Inspired Residents of the Zimbabwean capital of Harare have filled the streets, having blocked the traffic in the city’s center. They are whistling, waving hands and phoning to their relatives to tell them the news. People are also embracing bystanders without hiding smiles.
Many people taking part in the demonstration did not expect such quick developments. One of the capital’s residents told Sputnik that he thought the process of impeachment would take at least a week.
Another bystander – young man Tafadzwa – told Sputnik he was glad that "this guy [Mugabe] has finally stepped down."
"Nothing has changed in our country since 1980. I am so happy, very happy!" Tafadzwa told Sputnik.
Aylin, who was dancing at the crossroad, also told Sputnik that she was happy.
"I am so happy! We have been waiting for that for a long time and this day came!" she said.
Her friend even called the resignation of Mugabe a new independence day for Zimbabwe.
Zimbabwe's Ousted Vice President to Replace Mugabe Within 2 Days
Meantime, local media reported on Tuesday that the former Zimbabwean Vice President Emmerson Mnangagwa will assume the president's post replacing impeached leader Robert Mugabe within 48 hours.
Lovemore Matuke, Zimbabwean African National Union – Patriotic Front (ZANU–PF) ruling party's parliamentary chief whip, said that Mnangagwa would head the country within two days, the New Zimbabwe media outlet reported.
"We nominated him [Mnangagwa] to lead the party. There is an urgent need for an appointment of a new president," Matuke said.
He pointed out that Mnangagwa would return to Zimbabwe in coming hours. The latter fled the country after eruption of the political crisis.
Zimbabwean authorities have to implement Political and Economic Reforms
The US Secretary of State Rex Tillerson said in a statement on Tuesday that the Zimbabwean authorities have to implement needed reforms and stands ready to support the people as the reforms advance.
"We urge Zimbabwe’s leaders to implement much-needed political and economic reforms for a more stable and promising future for the Zimbabwean people," Tillerson said on Tuesday. "We will continue to support the people of Zimbabwe as these reforms move forward."

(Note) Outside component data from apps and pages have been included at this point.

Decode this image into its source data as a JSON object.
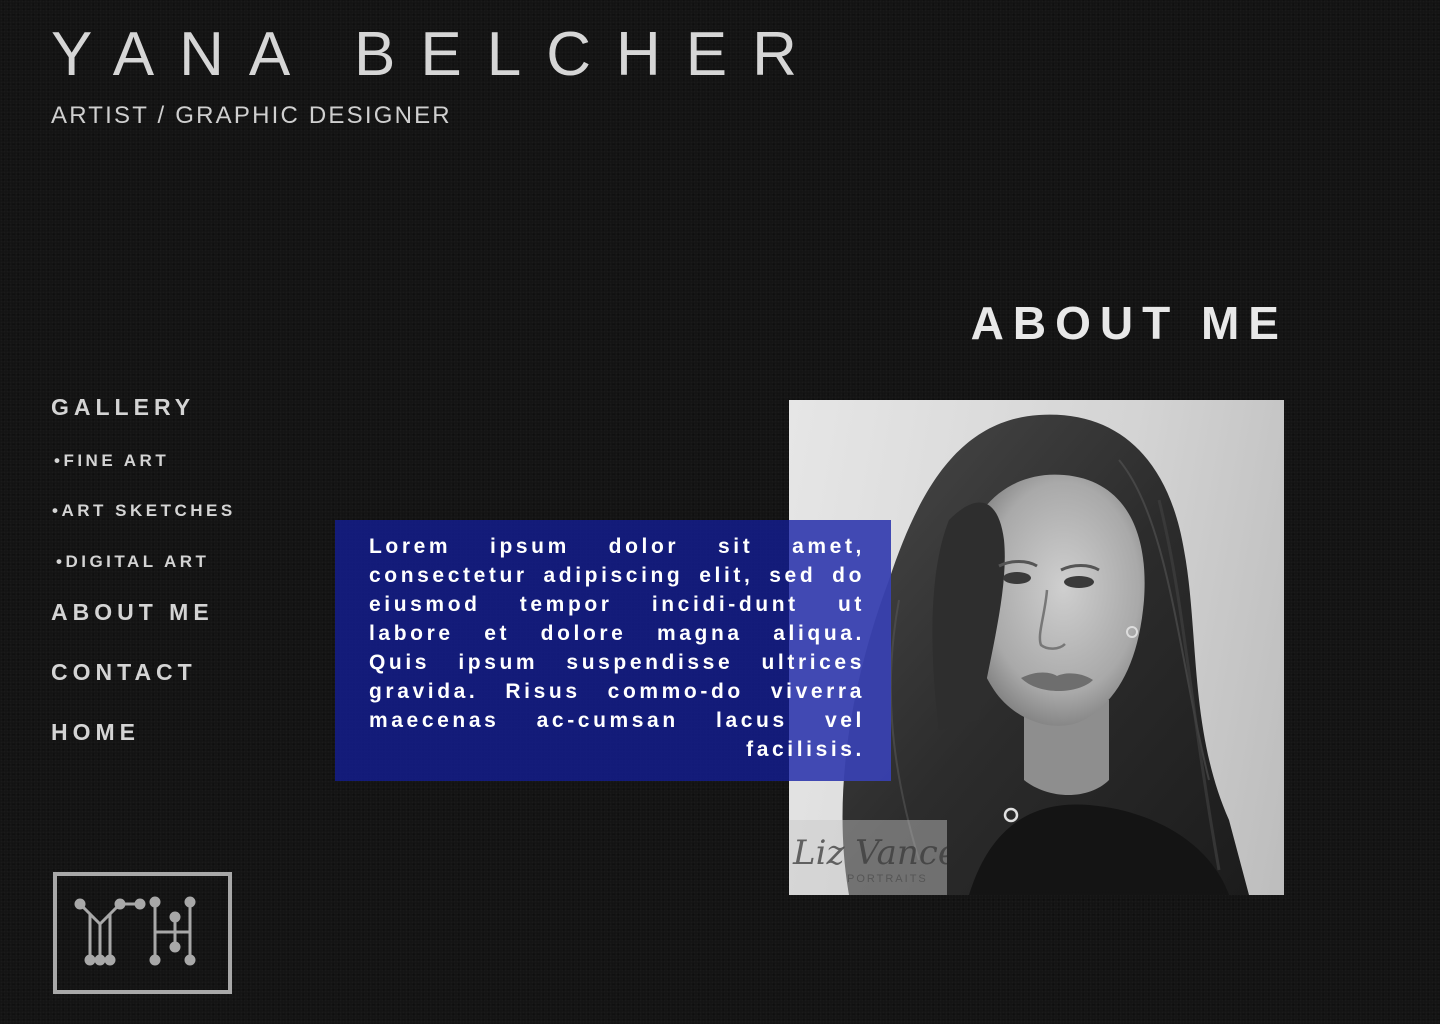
{
  "header": {
    "title": "YANA BELCHER",
    "subtitle": "ARTIST / GRAPHIC DESIGNER"
  },
  "page": {
    "heading": "ABOUT ME"
  },
  "nav": {
    "gallery": "GALLERY",
    "fine_art": "•FINE ART",
    "art_sketches": "•ART SKETCHES",
    "digital_art": "•DIGITAL ART",
    "about_me": "ABOUT ME",
    "contact": "CONTACT",
    "home": "HOME"
  },
  "about": {
    "text": "Lorem ipsum dolor sit amet, consectetur adipiscing elit, sed do eiusmod tempor incidi-dunt ut labore et dolore magna aliqua. Quis ipsum suspendisse ultrices gravida. Risus commo-do viverra maecenas ac-cumsan lacus vel facilisis."
  },
  "photo": {
    "watermark_name": "Liz Vance",
    "watermark_sub": "PORTRAITS"
  },
  "logo": {
    "icon": "yh-monogram-icon"
  },
  "colors": {
    "background": "#121212",
    "text_box": "#141c82",
    "text": "#d9d9d9"
  }
}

"We congratulate all Zimbabweans who raised their voices and stated peacefully and clearly that the time for change was overdue. Zimbabwe has an extraordinary opportunity to set itself on a new path," he said.
Tillerson noted that Washington urges all parties in Zimbabwe to exercise restraint and respect constitutional and civilian order.
"Whatever short-term arrangements the government may establish, the path forward must lead to free and fair elections. The people of Zimbabwe must choose their own leaders," he stated.
The US State Department Spokesperson Heather Nauert said during a press briefing on Tuesday that the resignation of Zimbabwe's leader Robert Mugabe is a historic opportunity for the citizens of the country.
"Certainly what we saw today, the resignation of Robert Mugabe is a historic opportunity and historic moment for the people of Zimbabwe," Nauert said.
The spokesperson added that the citizens of Zimbabwe have strongly voiced a desire to allow the nation to rejoin the international community.
A Chance to Completely Eradicate Oppression
The UK Prime Minister Theresa May said Tuesday that the resignation of Zimbabwean President Robert Mugabe provides the country with a chance to completely eradicate oppression in the future.
"The resignation of Robert Mugabe provides Zimbabwe with an opportunity to forge a new path free of the oppression that characterised his rule. In recent days we have seen the desire of the Zimbabwean people for free and fair elections and the opportunity to rebuild the country’s economy under a legitimate government," May said in a statement.
The UK prime minister added that the United Kingdom would support Zimbabwean people in their aspiration to live in a free and fair society.
May also pledged to work with UK regional and international partners to assist Zimbabwe in achieving a better future, which it deserves.
Zimbabwe Military Seeks to Preserve Status-Quo With Mugabe Coup
Meantime, the US-based human rights group Freedom House warned in a press release on Tuesday that Zimbabwe’s military coup leaders appear more interested in maintaining their positions in a one-party state than in ushering in a period of democratic reform
There is nothing yet to suggest that Zimbabwe is about to undergo a substantive shift toward a more democratic and open society based on the full implementation of its 2013 constitution," the release stated.
The release charged that Army Chief Constantino Chiwenga appears to have acted on behalf of Emmerson Mnangagwa, who was ousted as vice president ten days ago.
"Neither of these has expressed any interest in moving outside the boundaries of revolutionary governance established by the ruling party, ZANU-PF, under Mugabe, and both seem primarily concerned with ensuring the continued dominance of the party after his demise," the release explained.
Last week, Mugabe, who has been leading Zimbabwe for over 30 years as both president and prime minister, and his guards were confined to his house by soldiers. The military deployed armored vehicles in the Zimbabwean capital of Harare and took control of the state-owned broadcaster. The military then stated that their actions did not constitute a seizure of power and instead targeted "criminals."
After being placed under house arrest, the nation’s independence leader and longtime President Robert Mugabe resigned on Tuesday.
News reports have characterized the coup as a power struggle between Mnangagwa supporters and backers of Mugabe’s wife Grace, who had reportedly been chosen by 93-year-old Mugabe as his successor.